Why Protecting Your Carpet From Pet Stains Is Easier Said Than Done

If you're at home, chances are you've got a furry friend at your feet or on your lap. Over half of American homeowners have at least one pet, and many view their pets as an equal part of the family. Our pets mean a lot to us — so much that the average pet owner is willing to spend over 800 hours every year cleaning up after their animals (via Study Finds). But, while we might love our pets like our children, it can still be frustrating when they make a mess, especially if that mess ruins a part of your home. 

Replacing rugs may be easy, but it's rare to find large rugs under $800, and wall-to-wall carpeting is a whole different story. So why do pets always aim for the living room carpet when they have an accident? And what makes pet stains so hard to get rid of? The answer mostly comes down to their biology. Thankfully, you have options for breaking the cycle. 

Pet stains are notoriously tricky

Not all stains from pets are bodily fluids. Animals can also track dirt with paws, chew pens and markers, and spill food and messy materials onto rugs. However, owners usually think about bathroom accidents when they worry about pet stains. Dogs — especially puppies — tend to be the worst offenders when "doing their business" on rugs and carpets. Of course, cats can also have accidents outside their litterbox, but this often indicates stress or illness. 

Urine and fecal stains can be challenging to remove from carpets, as several factors make these different from your everyday spill. Firstly, cat and dog urine is slightly acidic, meaning the longer it sits on your rug, the deeper it will burrow into the fibers even after it's dried. Unlike mud, ink, or wine stains, pet stains also emit an unpleasant odor that can be very difficult to eliminate. As such, failure to immediately treat them can quickly stink up the whole house. 

Unfortunately, pets (especially dogs) will often repeat offenses in the same spot, making stain removal feel like an endless cycle. There are several reasons why they might do this, despite all your scolding and cleaning. For instance, if your dog can still pick up the trace scent of urine even after you've scrubbed, they'll continue to pee in the same spot out of habit, to mark their territory, or because it genuinely smells like their designated potty spot. 

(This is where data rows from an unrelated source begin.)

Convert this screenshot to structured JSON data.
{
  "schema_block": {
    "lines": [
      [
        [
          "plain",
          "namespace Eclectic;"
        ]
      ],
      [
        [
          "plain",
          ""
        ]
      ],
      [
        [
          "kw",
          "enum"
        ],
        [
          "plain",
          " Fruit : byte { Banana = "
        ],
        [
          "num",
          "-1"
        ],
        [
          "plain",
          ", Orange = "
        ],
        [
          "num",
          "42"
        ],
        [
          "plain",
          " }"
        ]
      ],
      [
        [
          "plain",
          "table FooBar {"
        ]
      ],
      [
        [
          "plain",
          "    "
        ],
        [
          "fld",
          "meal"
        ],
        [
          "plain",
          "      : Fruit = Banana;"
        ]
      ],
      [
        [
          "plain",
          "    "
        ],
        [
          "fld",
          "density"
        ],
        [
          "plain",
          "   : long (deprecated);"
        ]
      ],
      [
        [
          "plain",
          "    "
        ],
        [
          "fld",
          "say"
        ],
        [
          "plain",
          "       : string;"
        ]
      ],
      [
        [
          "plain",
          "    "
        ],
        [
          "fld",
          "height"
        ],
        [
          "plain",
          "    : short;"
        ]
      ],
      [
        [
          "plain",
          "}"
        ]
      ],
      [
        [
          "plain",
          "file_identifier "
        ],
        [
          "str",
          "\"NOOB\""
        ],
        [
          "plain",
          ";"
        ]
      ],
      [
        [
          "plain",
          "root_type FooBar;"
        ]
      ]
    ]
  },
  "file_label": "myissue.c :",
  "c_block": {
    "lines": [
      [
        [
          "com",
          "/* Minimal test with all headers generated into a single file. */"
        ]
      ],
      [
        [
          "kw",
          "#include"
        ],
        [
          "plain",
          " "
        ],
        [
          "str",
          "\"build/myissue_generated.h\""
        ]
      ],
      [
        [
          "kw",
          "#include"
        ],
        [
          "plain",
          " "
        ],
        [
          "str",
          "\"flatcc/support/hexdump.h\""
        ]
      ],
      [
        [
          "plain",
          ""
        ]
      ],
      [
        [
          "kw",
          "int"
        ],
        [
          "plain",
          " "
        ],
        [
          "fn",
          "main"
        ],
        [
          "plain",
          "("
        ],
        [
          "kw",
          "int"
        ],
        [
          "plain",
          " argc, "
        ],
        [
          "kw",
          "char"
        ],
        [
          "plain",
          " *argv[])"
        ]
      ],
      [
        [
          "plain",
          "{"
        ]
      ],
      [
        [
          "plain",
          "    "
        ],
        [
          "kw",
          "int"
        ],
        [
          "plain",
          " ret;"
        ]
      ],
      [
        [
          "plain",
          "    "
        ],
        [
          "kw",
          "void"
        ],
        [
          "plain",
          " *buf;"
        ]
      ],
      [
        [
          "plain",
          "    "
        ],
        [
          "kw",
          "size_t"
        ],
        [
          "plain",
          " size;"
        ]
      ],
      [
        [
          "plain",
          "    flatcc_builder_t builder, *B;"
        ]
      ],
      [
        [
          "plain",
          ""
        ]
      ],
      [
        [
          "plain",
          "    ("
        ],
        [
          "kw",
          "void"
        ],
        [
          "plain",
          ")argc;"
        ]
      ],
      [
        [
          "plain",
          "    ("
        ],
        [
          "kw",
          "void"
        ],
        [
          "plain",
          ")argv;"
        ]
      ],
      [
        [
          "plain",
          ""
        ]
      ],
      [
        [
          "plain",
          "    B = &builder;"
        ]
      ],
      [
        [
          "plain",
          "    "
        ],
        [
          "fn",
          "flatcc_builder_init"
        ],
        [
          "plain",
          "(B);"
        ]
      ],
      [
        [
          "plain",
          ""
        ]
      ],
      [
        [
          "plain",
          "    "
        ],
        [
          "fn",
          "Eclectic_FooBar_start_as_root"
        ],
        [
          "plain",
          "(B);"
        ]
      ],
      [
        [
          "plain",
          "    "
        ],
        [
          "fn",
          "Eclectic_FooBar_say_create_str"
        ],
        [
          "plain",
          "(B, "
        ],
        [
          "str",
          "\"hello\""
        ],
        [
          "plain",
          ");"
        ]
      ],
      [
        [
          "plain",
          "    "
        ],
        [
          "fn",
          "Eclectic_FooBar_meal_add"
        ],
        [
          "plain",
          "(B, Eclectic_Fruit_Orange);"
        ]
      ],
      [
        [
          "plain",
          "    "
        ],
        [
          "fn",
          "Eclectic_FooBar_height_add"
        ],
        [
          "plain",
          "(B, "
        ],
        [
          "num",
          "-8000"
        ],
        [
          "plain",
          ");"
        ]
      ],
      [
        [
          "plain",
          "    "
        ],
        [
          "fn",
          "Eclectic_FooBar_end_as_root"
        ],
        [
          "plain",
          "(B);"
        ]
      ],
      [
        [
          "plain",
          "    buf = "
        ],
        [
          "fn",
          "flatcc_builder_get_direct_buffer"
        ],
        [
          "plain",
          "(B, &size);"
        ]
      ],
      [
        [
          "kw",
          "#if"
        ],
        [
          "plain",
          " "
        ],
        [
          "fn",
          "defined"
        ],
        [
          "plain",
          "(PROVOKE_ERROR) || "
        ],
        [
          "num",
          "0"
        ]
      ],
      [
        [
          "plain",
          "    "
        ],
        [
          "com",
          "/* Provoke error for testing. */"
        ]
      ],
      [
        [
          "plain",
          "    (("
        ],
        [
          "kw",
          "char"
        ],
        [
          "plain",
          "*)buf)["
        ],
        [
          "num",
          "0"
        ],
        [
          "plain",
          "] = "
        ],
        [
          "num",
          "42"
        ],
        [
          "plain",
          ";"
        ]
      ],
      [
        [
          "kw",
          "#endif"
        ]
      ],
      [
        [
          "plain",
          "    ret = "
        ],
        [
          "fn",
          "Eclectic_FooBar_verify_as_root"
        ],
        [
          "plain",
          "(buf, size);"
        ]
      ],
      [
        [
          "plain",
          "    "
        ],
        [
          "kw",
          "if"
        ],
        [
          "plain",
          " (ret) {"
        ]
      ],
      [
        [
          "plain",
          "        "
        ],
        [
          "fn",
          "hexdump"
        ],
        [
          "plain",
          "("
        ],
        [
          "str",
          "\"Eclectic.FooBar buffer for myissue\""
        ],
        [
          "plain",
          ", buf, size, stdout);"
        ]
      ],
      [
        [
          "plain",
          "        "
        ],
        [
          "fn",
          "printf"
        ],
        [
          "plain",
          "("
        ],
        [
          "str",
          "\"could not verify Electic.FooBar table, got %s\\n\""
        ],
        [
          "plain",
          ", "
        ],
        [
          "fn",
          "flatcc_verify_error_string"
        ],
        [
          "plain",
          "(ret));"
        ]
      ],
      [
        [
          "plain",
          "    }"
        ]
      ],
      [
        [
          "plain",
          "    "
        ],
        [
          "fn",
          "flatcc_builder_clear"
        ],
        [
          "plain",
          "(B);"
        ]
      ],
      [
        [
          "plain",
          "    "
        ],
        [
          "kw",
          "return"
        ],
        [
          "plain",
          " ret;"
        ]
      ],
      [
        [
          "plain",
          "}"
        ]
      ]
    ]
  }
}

Prevention is the best solution

Pet stains are a fact of life for pet owners, but there are some steps you can take to limit their occurrence, prevent permanent damage, and keep your house smelling fresh. Start with a pet-first approach and feed your friend a healthy diet with plenty of protein and hydration. Cats are obligate carnivores and dogs are opportunistic omnivores, so consuming too many carbohydrates and oils (like those found in dry kibble) can harm their digestive systems over time. Older pets are prone to developing bladder and digestive issues, so have them assessed by a vet if they keep having accidents. 

For cats, preventing accidents can be as simple as frequently changing the litter, finding a litter medium that works for them, and reducing stress. Dogs can be trickier to control, but you can use baby gates to keep them away from prized rugs and provide toys and puzzle treats to keep their mind busy. Also, ensure you're giving your dog a chance to relieve themself outdoors as often as possible.

If you can, choose dark area rugs that won't show visible discoloration from stains, and use a protective spray to keep liquids from sinking into the fibers. Clean up any stains immediately and remove odors thoroughly with baking soda or hydrogen peroxide to prevent repeat accidents. However, if you plan to raise pets for many years, replacing your carpets with tile, laminate, or wood flooring is worth considering.